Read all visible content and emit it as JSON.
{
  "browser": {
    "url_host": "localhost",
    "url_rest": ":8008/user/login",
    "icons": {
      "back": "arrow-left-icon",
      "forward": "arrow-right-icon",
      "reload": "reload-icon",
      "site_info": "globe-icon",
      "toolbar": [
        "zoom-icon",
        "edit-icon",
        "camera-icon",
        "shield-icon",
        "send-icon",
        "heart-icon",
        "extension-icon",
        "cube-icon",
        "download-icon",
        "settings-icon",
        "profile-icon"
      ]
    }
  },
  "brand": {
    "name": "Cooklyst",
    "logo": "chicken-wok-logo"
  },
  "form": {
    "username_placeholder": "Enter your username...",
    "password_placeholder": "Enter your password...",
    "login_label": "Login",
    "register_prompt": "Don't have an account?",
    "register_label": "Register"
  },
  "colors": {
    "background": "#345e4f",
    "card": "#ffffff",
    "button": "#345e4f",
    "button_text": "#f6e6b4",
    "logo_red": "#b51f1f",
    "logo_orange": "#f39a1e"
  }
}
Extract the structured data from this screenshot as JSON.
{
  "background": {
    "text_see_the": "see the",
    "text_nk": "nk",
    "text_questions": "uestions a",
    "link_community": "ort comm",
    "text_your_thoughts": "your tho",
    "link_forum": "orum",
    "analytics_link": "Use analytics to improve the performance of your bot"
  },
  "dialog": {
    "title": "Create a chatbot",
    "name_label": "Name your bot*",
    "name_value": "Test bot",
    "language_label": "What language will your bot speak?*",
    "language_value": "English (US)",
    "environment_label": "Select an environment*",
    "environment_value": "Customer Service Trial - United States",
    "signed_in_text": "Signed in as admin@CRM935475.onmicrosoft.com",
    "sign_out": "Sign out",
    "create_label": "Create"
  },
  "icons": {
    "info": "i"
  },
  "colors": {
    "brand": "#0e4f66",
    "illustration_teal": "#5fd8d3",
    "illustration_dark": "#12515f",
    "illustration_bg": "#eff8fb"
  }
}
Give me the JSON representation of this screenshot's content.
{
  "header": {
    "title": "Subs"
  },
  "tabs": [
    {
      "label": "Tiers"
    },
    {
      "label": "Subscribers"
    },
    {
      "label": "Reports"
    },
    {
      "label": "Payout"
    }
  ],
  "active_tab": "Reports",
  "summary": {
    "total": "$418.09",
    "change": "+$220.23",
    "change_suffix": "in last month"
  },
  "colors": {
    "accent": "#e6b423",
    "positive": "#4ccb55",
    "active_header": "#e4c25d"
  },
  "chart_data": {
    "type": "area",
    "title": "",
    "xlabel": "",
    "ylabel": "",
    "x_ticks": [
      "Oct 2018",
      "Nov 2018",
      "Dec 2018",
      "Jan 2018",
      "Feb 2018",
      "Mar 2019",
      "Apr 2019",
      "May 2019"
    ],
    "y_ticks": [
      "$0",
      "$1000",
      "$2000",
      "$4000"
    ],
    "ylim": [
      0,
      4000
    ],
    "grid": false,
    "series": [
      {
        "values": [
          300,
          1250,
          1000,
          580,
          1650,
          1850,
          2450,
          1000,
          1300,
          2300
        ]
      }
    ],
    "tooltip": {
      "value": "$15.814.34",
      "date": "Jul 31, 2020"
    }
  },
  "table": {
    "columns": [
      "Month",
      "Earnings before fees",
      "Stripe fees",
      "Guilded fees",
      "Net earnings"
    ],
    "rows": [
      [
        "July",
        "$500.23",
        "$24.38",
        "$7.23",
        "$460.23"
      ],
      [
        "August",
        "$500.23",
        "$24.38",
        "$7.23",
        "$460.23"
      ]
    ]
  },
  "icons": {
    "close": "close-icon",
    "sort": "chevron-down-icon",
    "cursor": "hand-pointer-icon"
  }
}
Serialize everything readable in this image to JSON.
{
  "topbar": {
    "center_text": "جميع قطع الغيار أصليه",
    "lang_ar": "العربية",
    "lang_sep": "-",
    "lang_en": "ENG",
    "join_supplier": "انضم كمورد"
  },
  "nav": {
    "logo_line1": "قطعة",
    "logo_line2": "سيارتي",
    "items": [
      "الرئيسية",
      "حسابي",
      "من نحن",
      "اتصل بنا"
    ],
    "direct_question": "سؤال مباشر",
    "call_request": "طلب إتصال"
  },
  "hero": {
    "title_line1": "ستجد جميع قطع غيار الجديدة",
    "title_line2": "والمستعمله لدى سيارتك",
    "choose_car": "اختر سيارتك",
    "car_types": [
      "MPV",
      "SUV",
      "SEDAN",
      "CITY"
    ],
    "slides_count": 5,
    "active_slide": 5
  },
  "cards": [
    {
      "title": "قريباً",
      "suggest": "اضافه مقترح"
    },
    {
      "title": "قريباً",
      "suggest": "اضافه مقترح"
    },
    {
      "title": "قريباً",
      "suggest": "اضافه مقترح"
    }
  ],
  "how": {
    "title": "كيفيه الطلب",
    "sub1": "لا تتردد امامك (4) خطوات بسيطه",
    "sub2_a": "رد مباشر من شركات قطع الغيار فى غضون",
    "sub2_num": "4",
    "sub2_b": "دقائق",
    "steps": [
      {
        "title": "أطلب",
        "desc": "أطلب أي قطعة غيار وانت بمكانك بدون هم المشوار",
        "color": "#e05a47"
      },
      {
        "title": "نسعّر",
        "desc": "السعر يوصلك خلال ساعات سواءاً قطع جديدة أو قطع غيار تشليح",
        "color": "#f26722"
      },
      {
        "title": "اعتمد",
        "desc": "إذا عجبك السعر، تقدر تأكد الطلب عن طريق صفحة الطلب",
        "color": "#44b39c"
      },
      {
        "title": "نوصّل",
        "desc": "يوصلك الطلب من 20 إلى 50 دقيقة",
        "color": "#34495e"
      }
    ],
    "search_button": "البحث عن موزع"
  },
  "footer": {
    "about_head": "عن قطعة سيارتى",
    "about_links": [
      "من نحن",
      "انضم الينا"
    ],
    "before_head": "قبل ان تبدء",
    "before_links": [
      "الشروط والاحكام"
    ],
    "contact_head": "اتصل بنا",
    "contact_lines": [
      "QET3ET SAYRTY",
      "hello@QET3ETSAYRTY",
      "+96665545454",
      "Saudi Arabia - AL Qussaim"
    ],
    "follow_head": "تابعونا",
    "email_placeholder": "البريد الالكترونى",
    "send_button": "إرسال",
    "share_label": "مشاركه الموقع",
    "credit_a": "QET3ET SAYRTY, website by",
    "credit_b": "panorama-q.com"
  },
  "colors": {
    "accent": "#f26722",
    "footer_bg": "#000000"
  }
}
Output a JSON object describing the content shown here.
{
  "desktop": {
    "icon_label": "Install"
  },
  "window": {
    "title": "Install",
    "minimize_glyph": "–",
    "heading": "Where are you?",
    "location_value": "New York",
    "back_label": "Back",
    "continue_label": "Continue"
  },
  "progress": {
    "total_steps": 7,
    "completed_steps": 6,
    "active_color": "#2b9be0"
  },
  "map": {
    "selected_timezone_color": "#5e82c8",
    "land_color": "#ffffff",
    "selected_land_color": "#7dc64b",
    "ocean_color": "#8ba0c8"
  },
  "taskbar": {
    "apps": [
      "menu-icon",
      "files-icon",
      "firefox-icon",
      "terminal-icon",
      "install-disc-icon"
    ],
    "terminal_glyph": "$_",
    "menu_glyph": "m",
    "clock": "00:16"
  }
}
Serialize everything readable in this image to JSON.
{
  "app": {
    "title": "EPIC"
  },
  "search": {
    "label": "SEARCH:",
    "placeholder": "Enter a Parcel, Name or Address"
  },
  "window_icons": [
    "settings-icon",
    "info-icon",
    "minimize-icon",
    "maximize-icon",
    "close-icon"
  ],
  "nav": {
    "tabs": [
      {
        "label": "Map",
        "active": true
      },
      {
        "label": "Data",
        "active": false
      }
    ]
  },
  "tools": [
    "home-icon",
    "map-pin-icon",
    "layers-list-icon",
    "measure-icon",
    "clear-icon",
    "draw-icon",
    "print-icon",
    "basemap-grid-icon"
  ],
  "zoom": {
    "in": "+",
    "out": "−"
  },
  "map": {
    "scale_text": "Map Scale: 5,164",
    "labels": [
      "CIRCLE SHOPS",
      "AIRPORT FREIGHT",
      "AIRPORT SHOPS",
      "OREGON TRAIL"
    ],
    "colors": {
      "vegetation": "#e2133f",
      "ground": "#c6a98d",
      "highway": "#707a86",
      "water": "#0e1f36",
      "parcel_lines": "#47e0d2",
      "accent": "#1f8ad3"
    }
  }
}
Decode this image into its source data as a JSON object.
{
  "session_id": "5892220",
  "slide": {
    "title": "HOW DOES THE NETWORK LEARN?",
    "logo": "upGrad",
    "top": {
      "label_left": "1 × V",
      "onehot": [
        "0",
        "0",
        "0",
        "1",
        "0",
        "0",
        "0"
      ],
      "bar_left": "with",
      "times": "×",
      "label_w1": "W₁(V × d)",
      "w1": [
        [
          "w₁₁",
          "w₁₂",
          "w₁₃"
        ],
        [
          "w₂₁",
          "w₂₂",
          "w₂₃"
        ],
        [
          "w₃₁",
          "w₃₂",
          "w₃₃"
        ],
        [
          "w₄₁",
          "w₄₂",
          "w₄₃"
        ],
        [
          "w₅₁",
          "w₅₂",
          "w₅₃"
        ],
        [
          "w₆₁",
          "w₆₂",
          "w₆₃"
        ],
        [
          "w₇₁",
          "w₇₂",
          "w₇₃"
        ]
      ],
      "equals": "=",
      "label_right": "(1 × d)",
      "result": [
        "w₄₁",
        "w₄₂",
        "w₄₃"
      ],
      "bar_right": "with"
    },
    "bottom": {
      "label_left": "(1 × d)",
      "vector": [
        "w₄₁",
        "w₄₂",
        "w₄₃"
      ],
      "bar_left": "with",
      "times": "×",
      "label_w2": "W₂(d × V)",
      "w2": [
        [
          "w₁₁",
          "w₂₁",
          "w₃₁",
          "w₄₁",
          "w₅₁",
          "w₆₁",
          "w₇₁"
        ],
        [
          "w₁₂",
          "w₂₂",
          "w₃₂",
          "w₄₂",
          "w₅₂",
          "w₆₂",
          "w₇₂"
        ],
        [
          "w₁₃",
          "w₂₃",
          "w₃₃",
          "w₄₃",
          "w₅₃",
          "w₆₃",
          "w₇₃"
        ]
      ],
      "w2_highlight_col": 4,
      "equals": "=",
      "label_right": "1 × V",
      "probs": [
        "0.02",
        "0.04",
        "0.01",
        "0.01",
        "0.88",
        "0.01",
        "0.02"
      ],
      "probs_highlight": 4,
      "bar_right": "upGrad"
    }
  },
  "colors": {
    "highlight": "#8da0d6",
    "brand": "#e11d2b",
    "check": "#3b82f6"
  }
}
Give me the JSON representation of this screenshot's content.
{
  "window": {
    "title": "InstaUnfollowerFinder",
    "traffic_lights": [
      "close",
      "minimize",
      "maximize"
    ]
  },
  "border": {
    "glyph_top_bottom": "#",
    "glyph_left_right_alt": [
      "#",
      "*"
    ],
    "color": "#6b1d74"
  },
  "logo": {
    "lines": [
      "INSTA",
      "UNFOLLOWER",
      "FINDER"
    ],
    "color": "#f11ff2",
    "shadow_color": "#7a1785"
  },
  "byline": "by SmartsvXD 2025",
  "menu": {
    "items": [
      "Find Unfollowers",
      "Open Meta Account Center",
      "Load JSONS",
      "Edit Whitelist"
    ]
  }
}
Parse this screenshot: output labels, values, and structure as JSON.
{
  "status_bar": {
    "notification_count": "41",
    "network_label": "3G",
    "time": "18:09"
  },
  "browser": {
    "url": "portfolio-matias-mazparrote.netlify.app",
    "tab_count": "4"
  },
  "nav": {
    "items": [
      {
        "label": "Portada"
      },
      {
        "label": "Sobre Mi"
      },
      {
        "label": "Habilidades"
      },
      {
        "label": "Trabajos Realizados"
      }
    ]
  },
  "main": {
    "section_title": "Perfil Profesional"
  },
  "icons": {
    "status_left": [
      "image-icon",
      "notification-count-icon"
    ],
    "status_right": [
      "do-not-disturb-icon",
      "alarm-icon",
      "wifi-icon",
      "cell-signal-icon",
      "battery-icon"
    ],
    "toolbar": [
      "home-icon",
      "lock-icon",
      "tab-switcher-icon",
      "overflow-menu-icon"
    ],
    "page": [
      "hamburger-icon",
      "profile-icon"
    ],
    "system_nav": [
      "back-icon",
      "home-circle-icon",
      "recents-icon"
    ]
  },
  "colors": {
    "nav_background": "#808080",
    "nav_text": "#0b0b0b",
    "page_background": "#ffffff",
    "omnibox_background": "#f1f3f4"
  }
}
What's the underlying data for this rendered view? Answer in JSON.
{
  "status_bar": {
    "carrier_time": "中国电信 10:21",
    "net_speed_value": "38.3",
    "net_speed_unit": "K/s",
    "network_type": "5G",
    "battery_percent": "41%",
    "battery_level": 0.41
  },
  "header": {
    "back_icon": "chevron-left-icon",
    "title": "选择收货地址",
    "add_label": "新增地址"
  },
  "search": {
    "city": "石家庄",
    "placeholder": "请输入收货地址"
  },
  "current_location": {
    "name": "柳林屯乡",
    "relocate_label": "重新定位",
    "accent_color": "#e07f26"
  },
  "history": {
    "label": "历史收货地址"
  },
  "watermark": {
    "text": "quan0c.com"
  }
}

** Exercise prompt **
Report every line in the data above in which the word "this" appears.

** Expected answer **
Extract the structured data from this screenshot as JSON.
Give me the JSON representation of this screenshot's content.
Serialize everything readable in this image to JSON.
Serialize everything readable in this image to JSON.
Decode this image into its source data as a JSON object.
Give me the JSON representation of this screenshot's content.
Parse this screenshot: output labels, values, and structure as JSON.
What's the underlying data for this rendered view? Answer in JSON.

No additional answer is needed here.